Provisioning may actually be a form of sexual competition between males for females.[5] Hawkes suggests that male provisioning is a particularly human behavior, which forges the nuclear family.[4] The structure of familial provisioning determines a form of resource distribution. However, Hawkes does acknowledge inconsistencies across societies and contexts such as the fluctuating time courses dedicated to hunting and gathering, which are not directly correlated with return rates, the fact that nutrition value is often chosen over caloric count, and the fact that meat is a more widely spread resource than other resources.[4]

The show-off hypothesis

The show-off hypothesis is the concept that more successful men have better mate options. The idea relates back to the fact that meat, the result of hunting expeditions, is a distinct resource in that it comes in large quantities that more often than not the hunter’s own family is not able to consume in a timely manner so that the meat doesn’t go sour.[1] Also the success of hunting is unpredictable whereas berries and fruits, unless there is a drought or a bad bush, are fairly consistent in seasonality. Kristen Hawkes argues that women favor neighbors opting for men who provide the advantageous, yet infrequent meat feasts.[4] These women may profit from alliance and the resulting feasts, especially in times of shortage.
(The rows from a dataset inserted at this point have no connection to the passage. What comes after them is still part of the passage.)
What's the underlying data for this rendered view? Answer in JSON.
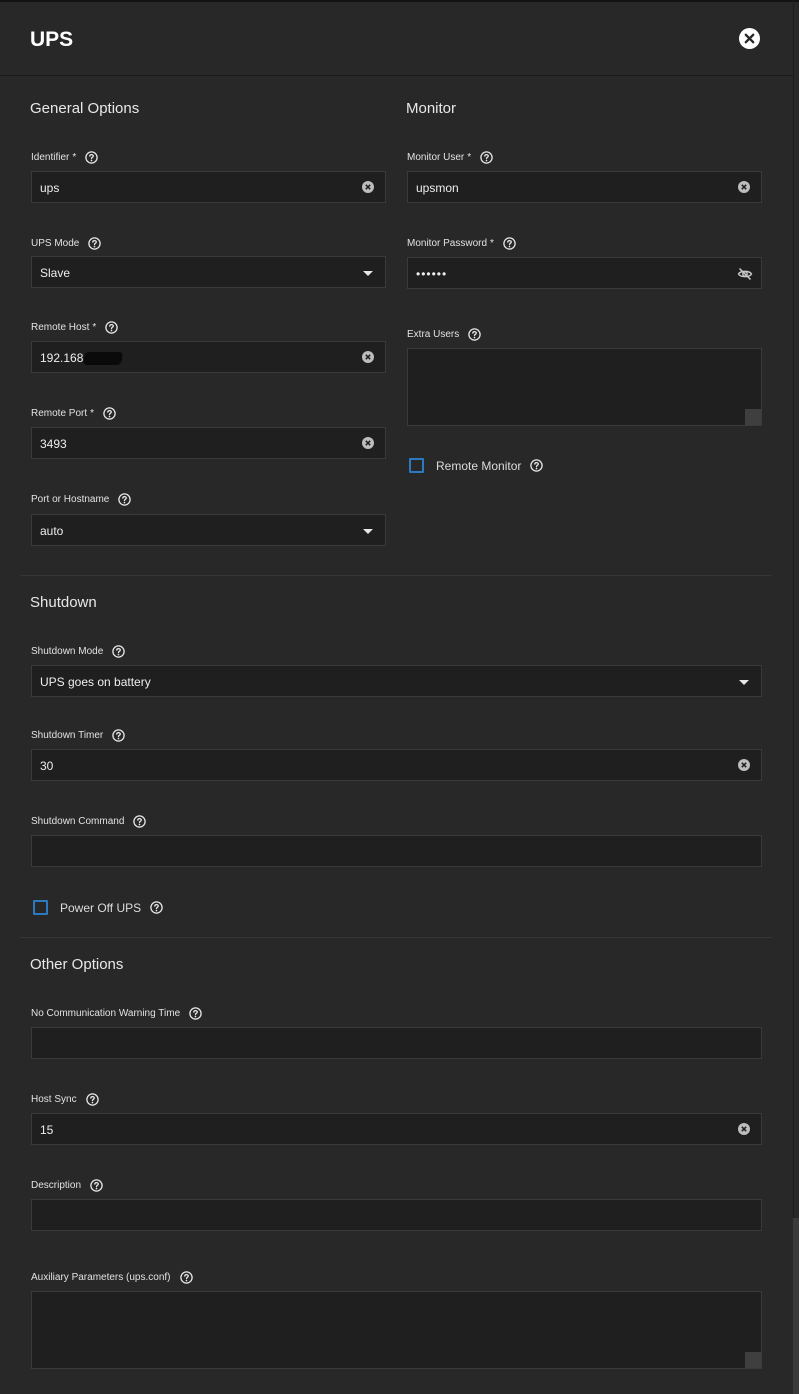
{
  "dialog": {
    "title": "UPS",
    "close_icon": "close-icon"
  },
  "colors": {
    "background": "#282828",
    "field": "#1f1f1f",
    "checkbox_border": "#2b7ac1"
  },
  "general": {
    "title": "General Options",
    "identifier": {
      "label": "Identifier",
      "required": "*",
      "value": "ups"
    },
    "ups_mode": {
      "label": "UPS Mode",
      "value": "Slave"
    },
    "remote_host": {
      "label": "Remote Host",
      "required": "*",
      "value": "192.168"
    },
    "remote_port": {
      "label": "Remote Port",
      "required": "*",
      "value": "3493"
    },
    "port_or_hostname": {
      "label": "Port or Hostname",
      "value": "auto"
    }
  },
  "monitor": {
    "title": "Monitor",
    "monitor_user": {
      "label": "Monitor User",
      "required": "*",
      "value": "upsmon"
    },
    "monitor_password": {
      "label": "Monitor Password",
      "required": "*",
      "value": "••••••"
    },
    "extra_users": {
      "label": "Extra Users",
      "value": ""
    },
    "remote_monitor": {
      "label": "Remote Monitor",
      "checked": false
    }
  },
  "shutdown": {
    "title": "Shutdown",
    "mode": {
      "label": "Shutdown Mode",
      "value": "UPS goes on battery"
    },
    "timer": {
      "label": "Shutdown Timer",
      "value": "30"
    },
    "command": {
      "label": "Shutdown Command",
      "value": ""
    },
    "power_off": {
      "label": "Power Off UPS",
      "checked": false
    }
  },
  "other": {
    "title": "Other Options",
    "no_comm_warning": {
      "label": "No Communication Warning Time",
      "value": ""
    },
    "host_sync": {
      "label": "Host Sync",
      "value": "15"
    },
    "description": {
      "label": "Description",
      "value": ""
    },
    "aux_params": {
      "label": "Auxiliary Parameters (ups.conf)",
      "value": ""
    }
  }
}
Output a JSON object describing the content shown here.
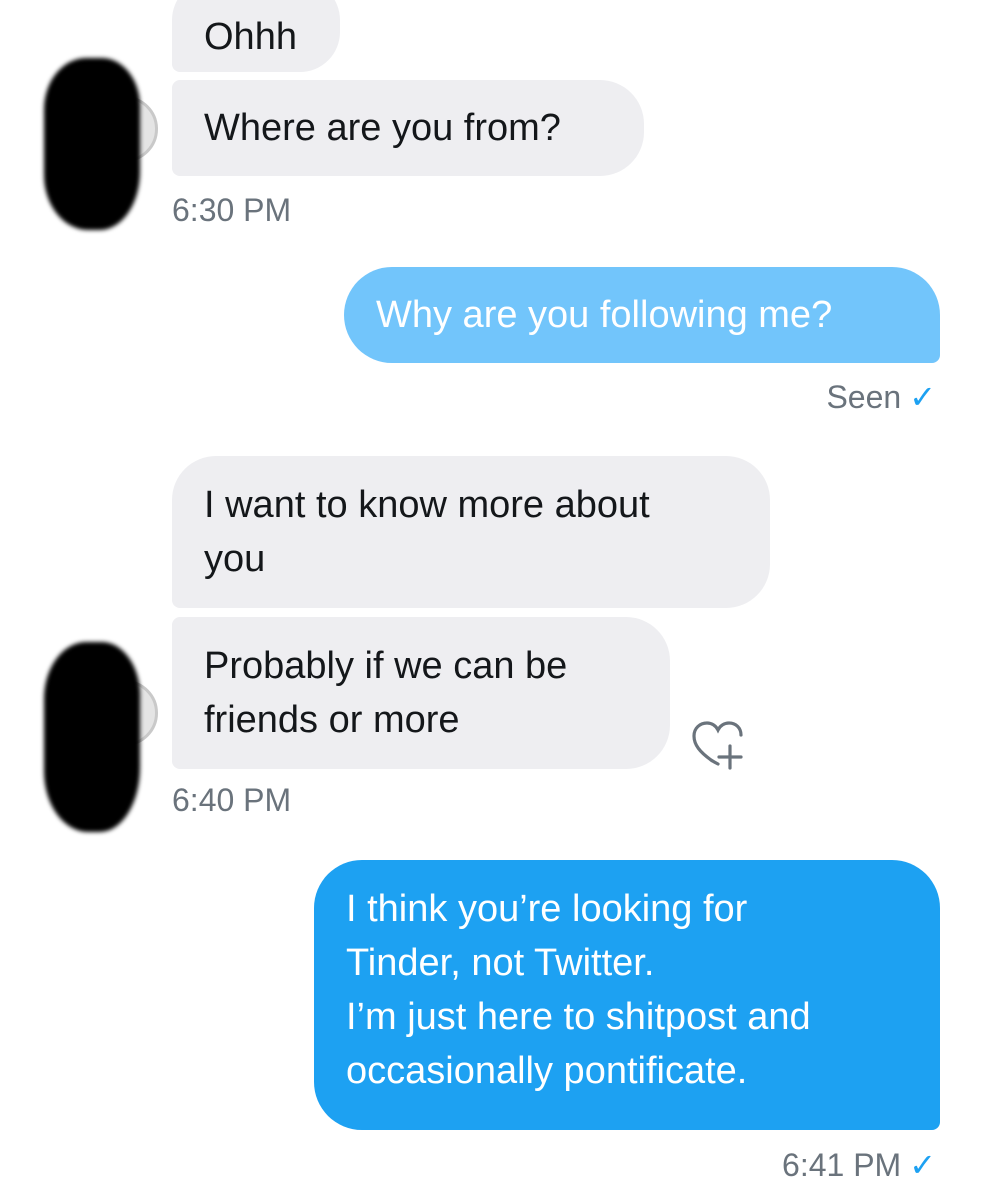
{
  "messages": {
    "m1": "Ohhh",
    "m2": "Where are you from?",
    "t1": "6:30 PM",
    "m3": "Why are you following me?",
    "seen": "Seen",
    "m4_line1": "I want to know more about",
    "m4_line2": "you",
    "m5_line1": "Probably if we can be",
    "m5_line2": "friends or more",
    "t2": "6:40 PM",
    "m6_line1": "I think you’re looking for",
    "m6_line2": "Tinder, not Twitter.",
    "m6_line3": "I’m just here to shitpost and",
    "m6_line4": "occasionally pontificate.",
    "t3": "6:41 PM"
  },
  "icons": {
    "checkmark": "✓",
    "like": "heart-plus-icon"
  },
  "colors": {
    "incoming_bubble": "#eeeef1",
    "outgoing_bubble": "#1da1f2",
    "outgoing_bubble_faded": "#72c5fb",
    "meta_text": "#6a737c"
  }
}
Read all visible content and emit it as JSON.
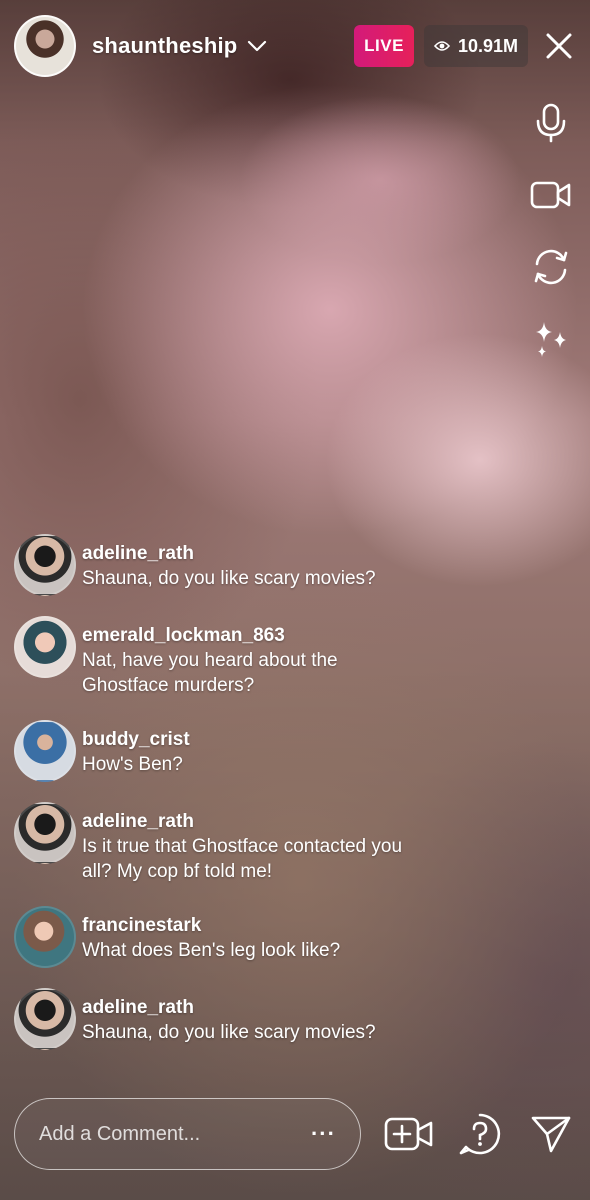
{
  "header": {
    "username": "shauntheship",
    "live_label": "LIVE",
    "viewer_count": "10.91M"
  },
  "right_controls": [
    "microphone-icon",
    "video-camera-icon",
    "switch-camera-icon",
    "effects-sparkle-icon"
  ],
  "comments": [
    {
      "user": "adeline_rath",
      "text": "Shauna, do you like scary movies?",
      "avatar": "adeline"
    },
    {
      "user": "emerald_lockman_863",
      "text": "Nat, have you heard about the Ghostface murders?",
      "avatar": "emerald"
    },
    {
      "user": "buddy_crist",
      "text": "How's Ben?",
      "avatar": "buddy"
    },
    {
      "user": "adeline_rath",
      "text": "Is it true that Ghostface contacted you all? My cop bf told me!",
      "avatar": "adeline"
    },
    {
      "user": "francinestark",
      "text": "What does Ben's leg look like?",
      "avatar": "francine"
    },
    {
      "user": "adeline_rath",
      "text": "Shauna, do you like scary movies?",
      "avatar": "adeline"
    }
  ],
  "composer": {
    "placeholder": "Add a Comment...",
    "more_label": "···"
  },
  "colors": {
    "live_badge": "#e0206a",
    "text": "#ffffff"
  }
}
Hawkes suggests that it would be beneficial for women to reward men who employ the “show-off strategy” by supporting them in a dispute, caring for their offspring, or providing sexual favors.[4] The benefits women may gain from their alignment lie in favored treatment of the offspring spawned by the show-off from neighbors.[4] Buss echoes and cites Hawke’s thoughts on the show-off’s benefits in sexual access, increased likelihood of having children, and the favorable treatment his children would receive from the other members of the society.[1] Hawkes also suggests that show-offs are more likely to live in large groups and thus be less susceptible to predators.[4] Show-offs gain more benefits from just sharing with their family (classical fitness) in the potential favorable treatment from the community and reciprocal altruism from other members of the community.[4]

Hawkes uses the Ache people of Paraguay as evidence for the Show-off hypothesis. Food acquired by men was more widely distributed across the community and inconsistent resources that came in large quantities when acquired were also more widely shared.[4]
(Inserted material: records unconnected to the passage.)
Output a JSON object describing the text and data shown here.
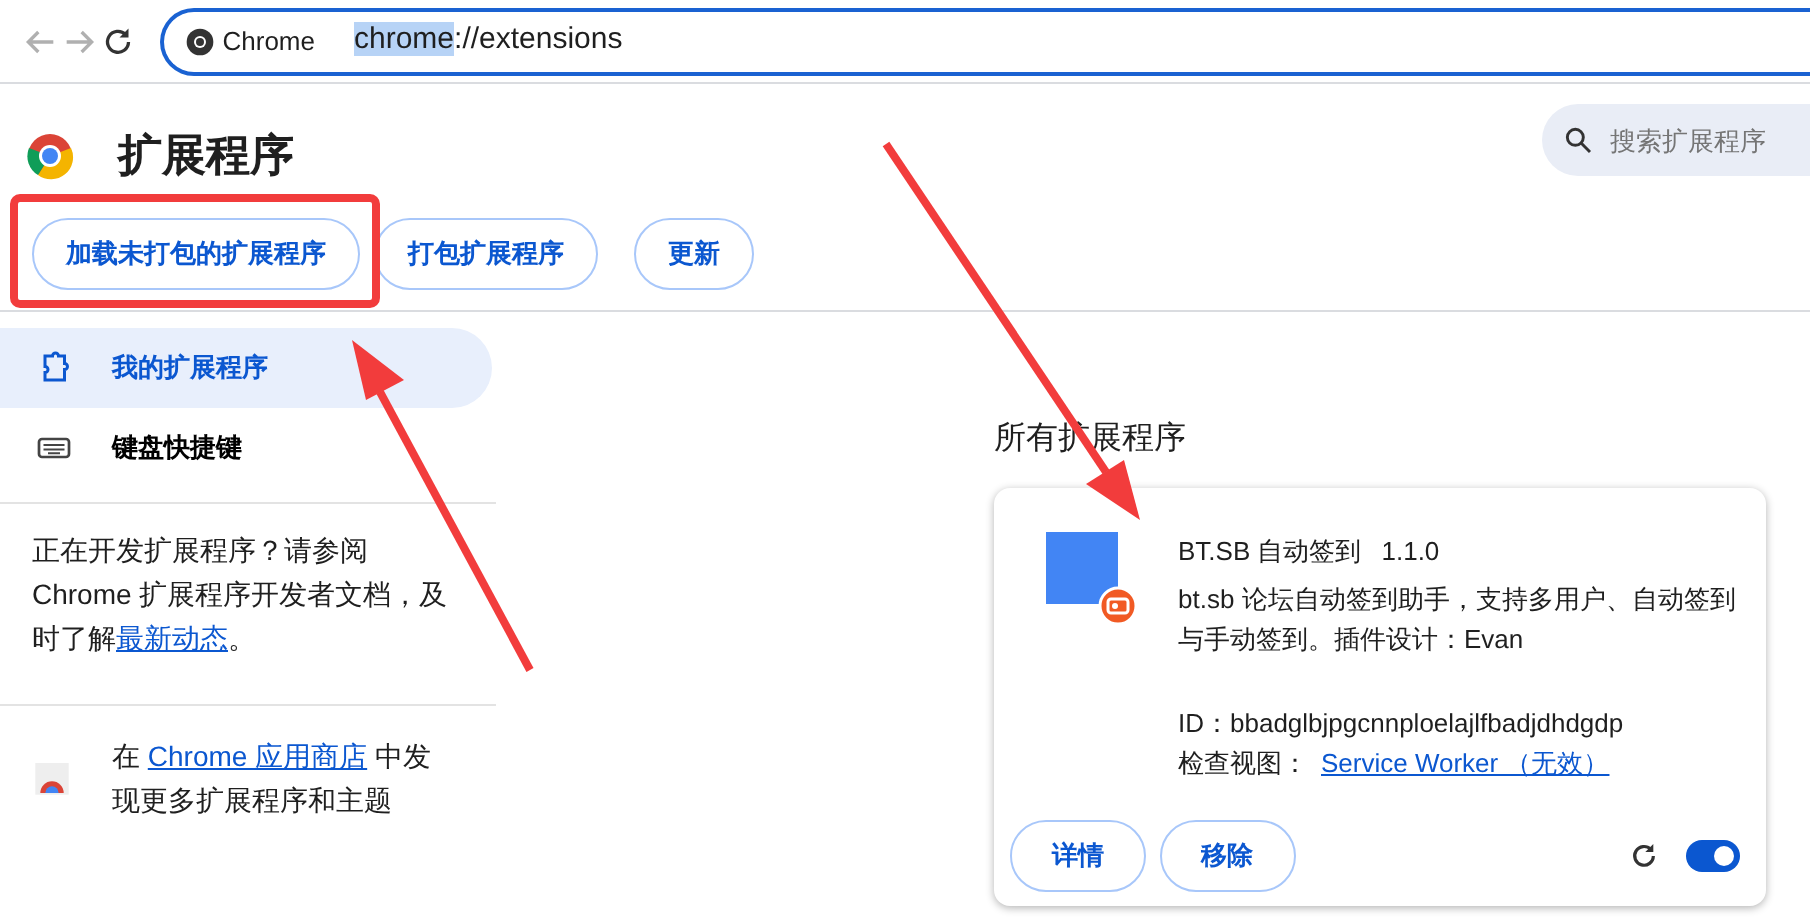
{
  "browser": {
    "address_chip": "Chrome",
    "url_selected": "chrome",
    "url_rest": "://extensions"
  },
  "header": {
    "title": "扩展程序",
    "search": {
      "placeholder": "搜索扩展程序"
    }
  },
  "toolbar_buttons": [
    "加载未打包的扩展程序",
    "打包扩展程序",
    "更新"
  ],
  "sidebar": {
    "items": [
      {
        "label": "我的扩展程序",
        "kind": "puzzle",
        "selected": true
      },
      {
        "label": "键盘快捷键",
        "kind": "keyboard",
        "selected": false
      }
    ],
    "dev_note": {
      "text": "正在开发扩展程序？请参阅 Chrome 扩展程序开发者文档，及时了解",
      "link": "最新动态",
      "end": "。"
    },
    "store_note": {
      "before": "在 ",
      "link": "Chrome 应用商店",
      "after": " 中发现更多扩展程序和主题"
    }
  },
  "section_title": "所有扩展程序",
  "extensions": [
    {
      "name": "BT.SB 自动签到",
      "version": "1.1.0",
      "description": "bt.sb 论坛自动签到助手，支持多用户、自动签到与手动签到。插件设计：Evan",
      "id": "ID：bbadglbjpgcnnploelajlfbadjdhdgdp",
      "inspect_label": "检查视图：",
      "inspect_link": "Service Worker （无效）",
      "buttons": [
        "详情",
        "移除"
      ],
      "enabled": true
    }
  ]
}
While this is represented in the Ache according to Hawkes, Buss notes that this trend is contradicted in the Hadza who evenly distribute the meat across all members of their population and whose hunters have very little control over the distribution. In the Hadza the show-off hypothesis does not have to do with the resources that result from hunting, but from the prestige and risk that is involved in big game hunting. There are possible circuitous benefits such as protection and defense.[1]
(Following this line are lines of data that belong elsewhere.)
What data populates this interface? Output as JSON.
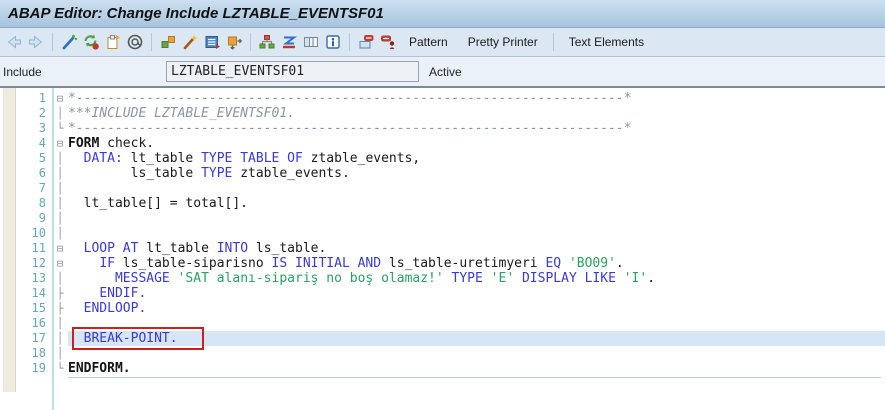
{
  "title_bar": {
    "title": "ABAP Editor: Change Include LZTABLE_EVENTSF01"
  },
  "toolbar": {
    "icon_names": [
      "back-icon",
      "forward-icon",
      "syntax-check-icon",
      "activate-icon",
      "copy-icon",
      "where-used-icon",
      "insert-statement-icon",
      "pattern-wand-icon",
      "object-list-icon",
      "navigate-icon",
      "hierarchy-icon",
      "sort-icon",
      "table-view-icon",
      "info-icon",
      "modification-assistant-icon",
      "improvement-note-icon"
    ],
    "buttons": {
      "pattern": "Pattern",
      "pretty_printer": "Pretty Printer",
      "text_elements": "Text Elements"
    }
  },
  "include_bar": {
    "label": "Include",
    "value": "LZTABLE_EVENTSF01",
    "status": "Active"
  },
  "editor": {
    "highlight_line": 17,
    "colors": {
      "keyword": "#3939d9",
      "string": "#28a263",
      "comment": "#8a95a5",
      "line_number": "#62a8b8",
      "highlight_row": "#d6e6f6",
      "breakpoint_box": "#cc1f1f"
    },
    "lines": [
      {
        "n": 1,
        "fold": "⊟",
        "seg": [
          {
            "c": "cmt",
            "t": "*----------------------------------------------------------------------*"
          }
        ]
      },
      {
        "n": 2,
        "fold": "│",
        "seg": [
          {
            "c": "cmt",
            "t": "***INCLUDE LZTABLE_EVENTSF01."
          }
        ]
      },
      {
        "n": 3,
        "fold": "└",
        "seg": [
          {
            "c": "cmt",
            "t": "*----------------------------------------------------------------------*"
          }
        ]
      },
      {
        "n": 4,
        "fold": "⊟",
        "seg": [
          {
            "c": "frm",
            "t": "FORM"
          },
          {
            "c": "id",
            "t": " check."
          }
        ]
      },
      {
        "n": 5,
        "fold": "│",
        "seg": [
          {
            "c": "id",
            "t": "  "
          },
          {
            "c": "kw",
            "t": "DATA:"
          },
          {
            "c": "id",
            "t": " lt_table "
          },
          {
            "c": "kw",
            "t": "TYPE TABLE OF"
          },
          {
            "c": "id",
            "t": " ztable_events,"
          }
        ]
      },
      {
        "n": 6,
        "fold": "│",
        "seg": [
          {
            "c": "id",
            "t": "        ls_table "
          },
          {
            "c": "kw",
            "t": "TYPE"
          },
          {
            "c": "id",
            "t": " ztable_events."
          }
        ]
      },
      {
        "n": 7,
        "fold": "│",
        "seg": []
      },
      {
        "n": 8,
        "fold": "│",
        "seg": [
          {
            "c": "id",
            "t": "  lt_table[] = total[]."
          }
        ]
      },
      {
        "n": 9,
        "fold": "│",
        "seg": []
      },
      {
        "n": 10,
        "fold": "│",
        "seg": []
      },
      {
        "n": 11,
        "fold": "⊟",
        "seg": [
          {
            "c": "id",
            "t": "  "
          },
          {
            "c": "kw",
            "t": "LOOP AT"
          },
          {
            "c": "id",
            "t": " lt_table "
          },
          {
            "c": "kw",
            "t": "INTO"
          },
          {
            "c": "id",
            "t": " ls_table."
          }
        ]
      },
      {
        "n": 12,
        "fold": "⊟",
        "seg": [
          {
            "c": "id",
            "t": "    "
          },
          {
            "c": "kw",
            "t": "IF"
          },
          {
            "c": "id",
            "t": " ls_table-siparisno "
          },
          {
            "c": "kw",
            "t": "IS INITIAL AND"
          },
          {
            "c": "id",
            "t": " ls_table-uretimyeri "
          },
          {
            "c": "kw",
            "t": "EQ"
          },
          {
            "c": "id",
            "t": " "
          },
          {
            "c": "str",
            "t": "'BO09'"
          },
          {
            "c": "id",
            "t": "."
          }
        ]
      },
      {
        "n": 13,
        "fold": "│",
        "seg": [
          {
            "c": "id",
            "t": "      "
          },
          {
            "c": "kw",
            "t": "MESSAGE"
          },
          {
            "c": "id",
            "t": " "
          },
          {
            "c": "str",
            "t": "'SAT alanı-sipariş no boş olamaz!'"
          },
          {
            "c": "id",
            "t": " "
          },
          {
            "c": "kw",
            "t": "TYPE"
          },
          {
            "c": "id",
            "t": " "
          },
          {
            "c": "str",
            "t": "'E'"
          },
          {
            "c": "id",
            "t": " "
          },
          {
            "c": "kw",
            "t": "DISPLAY LIKE"
          },
          {
            "c": "id",
            "t": " "
          },
          {
            "c": "str",
            "t": "'I'"
          },
          {
            "c": "id",
            "t": "."
          }
        ]
      },
      {
        "n": 14,
        "fold": "├",
        "seg": [
          {
            "c": "id",
            "t": "    "
          },
          {
            "c": "kw",
            "t": "ENDIF."
          }
        ]
      },
      {
        "n": 15,
        "fold": "├",
        "seg": [
          {
            "c": "id",
            "t": "  "
          },
          {
            "c": "kw",
            "t": "ENDLOOP."
          }
        ]
      },
      {
        "n": 16,
        "fold": "│",
        "seg": []
      },
      {
        "n": 17,
        "fold": "│",
        "seg": [
          {
            "c": "id",
            "t": "  "
          },
          {
            "c": "kw",
            "t": "BREAK-POINT."
          }
        ]
      },
      {
        "n": 18,
        "fold": "│",
        "seg": []
      },
      {
        "n": 19,
        "fold": "└",
        "seg": [
          {
            "c": "frm",
            "t": "ENDFORM."
          }
        ]
      }
    ]
  }
}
See also


  1. 1 2 3 4 5 6 7 8 9 10 11 Buss, David M. Evolutionary Psychology: The New Science of the Mind. Boston: Allyn & Bacon, 2011. Print. 80
  2. 1 2 Stoet, Gisbert (2011). "Sex Differences in Search and Gathering Skills". Evolution and Human Behavior. 32 (6): 416–22. doi:10.1016/j.evolhumbehav.2011.03.001.
  3. 1 2 3 Nolin, David A (2010). "Food-Sharing Networks in Lamalera, Indonesia". Human Nature. 21 (3): 243–68. doi:10.1016/j.evolhumbehav.2011.11.003.
  4. 1 2 3 4 5 6 7 8 9 Hawkes, Kristen (1991). "Showing Off Tests of an Hypothesis About Men's Foraging Goals". Ethology and Sociobiology. 12 (1): 29–54. doi:10.1016/0162-3095(91)90011-E.
  5. Larsen, Clark S. "Early Hominid Origins and Evolution: The Roots of Humanity." Chapter 10:. W.W. Norton & Company, n.d. Web. 15 Nov. 2012. <>

External links

This article is issued from Wikipedia - version of the 9/5/2016. The text is available under the Creative Commons Attribution/Share Alike but additional terms may apply for the media files.